    • You hit the nail on the head, Chris. Populist is the precise term which defines Trump. If we’re lucky, this campaign run will send him into bankruptcy for the fifth time after which we won’t hear from him for a long time.

    • Neither is perfect nor ideal. But in an imperfect world, I guess I “prefer” populist to political, since the repeated and ongoing political shenanigans has simply made so many people sick with politics and political self-interests.

      Maybe it’s just that I prefer obviously disgusting younger brother “populist” sinners, instead of prim and proper, well-behaved, hypocritical, older brother “politically correct” sinners.

      Of course, both sides are disgusting and both sides are hypocritical to varying degrees!

  5. forestsfailyou

    Donald Trump is devilishly cruel on multiple levels. Imperious and proud. When people point this out to him we dismisses it as “politically correct” because otherwise we might be able to have a conversation about it. I am all for his style, but the things he says are absolutely indefensible. After being informed his supports nearly beat an immigrant to death he responded by calling them “passionate”, when being told white supremacists support him his response is “A lot of people like me.” When he is asked a question he doesn’t know he refuses to respond and when he is asked questions in arenas where he is forced to respond he either comments on the character of the journalist, or else says something complete asinine like “That’s a ‘gotcha question’ its not important to know… but tomorrow I will know more about it than you ever will.”

    It saddens me because I can’t vote for him, and I also can’t vote for someone who self describes himself as a socialist.

  6. I read an article recently that said one of the reasons trump is so successful now in general is because he has no respect for government.

    This was a meaningful statement. I think we could characterize 90% of his insane behavior as lacking respect for anything connected with government.

    The reason this is possible is that so many Americans also have no respect for government.

    However, I think the connection between the evangelicals and Trump being about making an empire called America. “Make America Great Again” is a self-defeating campaign.
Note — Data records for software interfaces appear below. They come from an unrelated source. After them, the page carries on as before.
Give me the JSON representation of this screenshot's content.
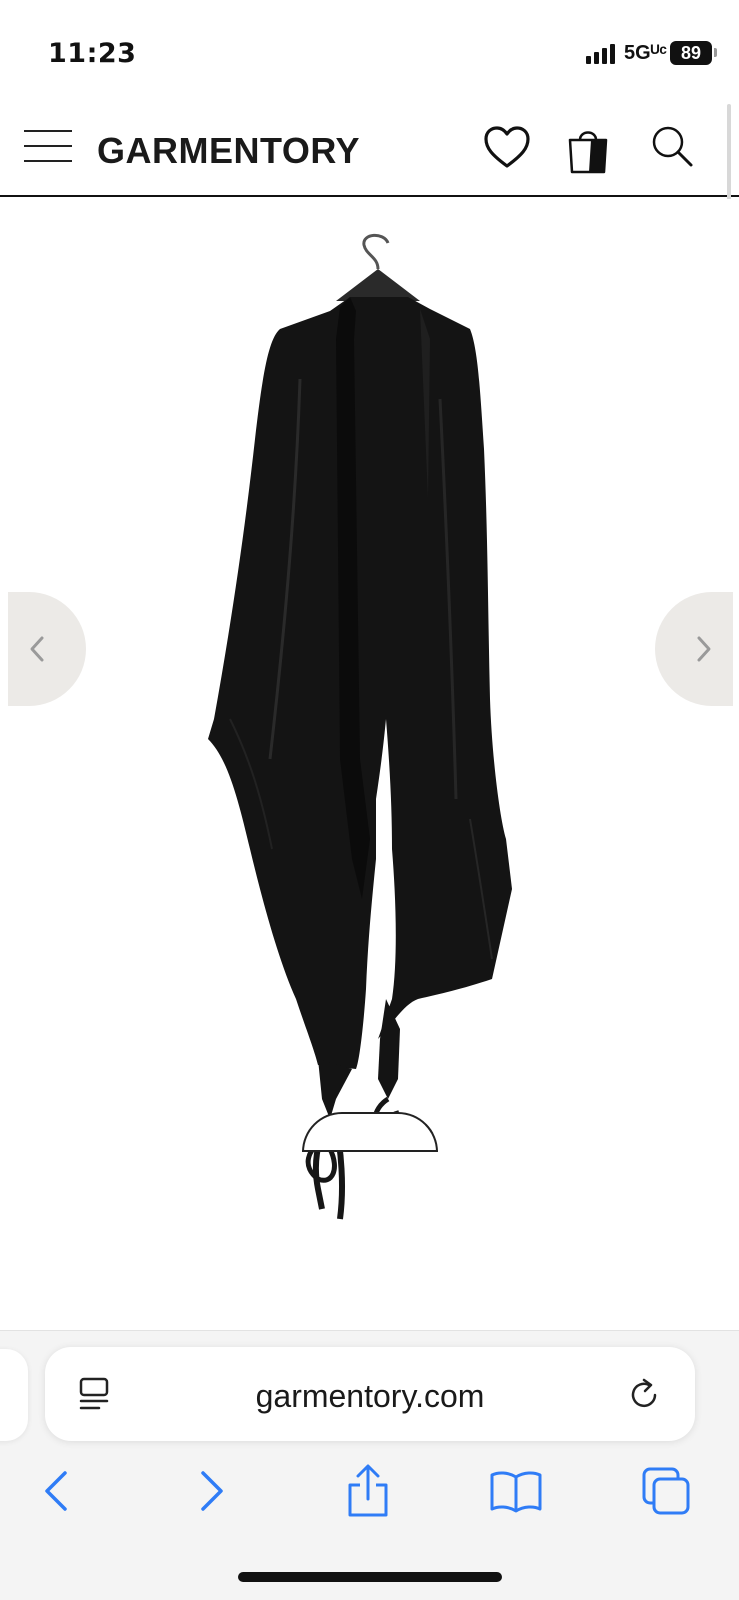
{
  "status_bar": {
    "time": "11:23",
    "network": "5Gᵁᶜ",
    "battery": "89"
  },
  "header": {
    "logo": "GARMENTORY",
    "icons": [
      "menu-icon",
      "heart-icon",
      "shopping-bag-icon",
      "search-icon"
    ]
  },
  "product": {
    "image_alt": "black draped jersey scarf on hanger"
  },
  "safari": {
    "url": "garmentory.com",
    "toolbar_icons": [
      "back-icon",
      "forward-icon",
      "share-icon",
      "bookmarks-icon",
      "tabs-icon"
    ],
    "accent_color": "#2f7cf6"
  },
  "colors": {
    "garment": "#141414",
    "arrow_bg": "#eceae7"
  }
}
    I just feel like the world we live in is one where most things are completely irrelevant. I have no doubt this is part of leading up to the unbelievable international behaviors we see in Revelation.

  7. I wish “Make America Great Again” would imply better education.
    The education in this country is horrible and it is only for the rich.
    I don’t understand why university education is so expensive here as opposed to other countries.
    The education of ones citizens is the greatest investment a country/government can make.
    There has to be a more viable option, then student debt.

  8. *the education is not horrible, it’s not equal.
    Talent is universal, but opportunity is not.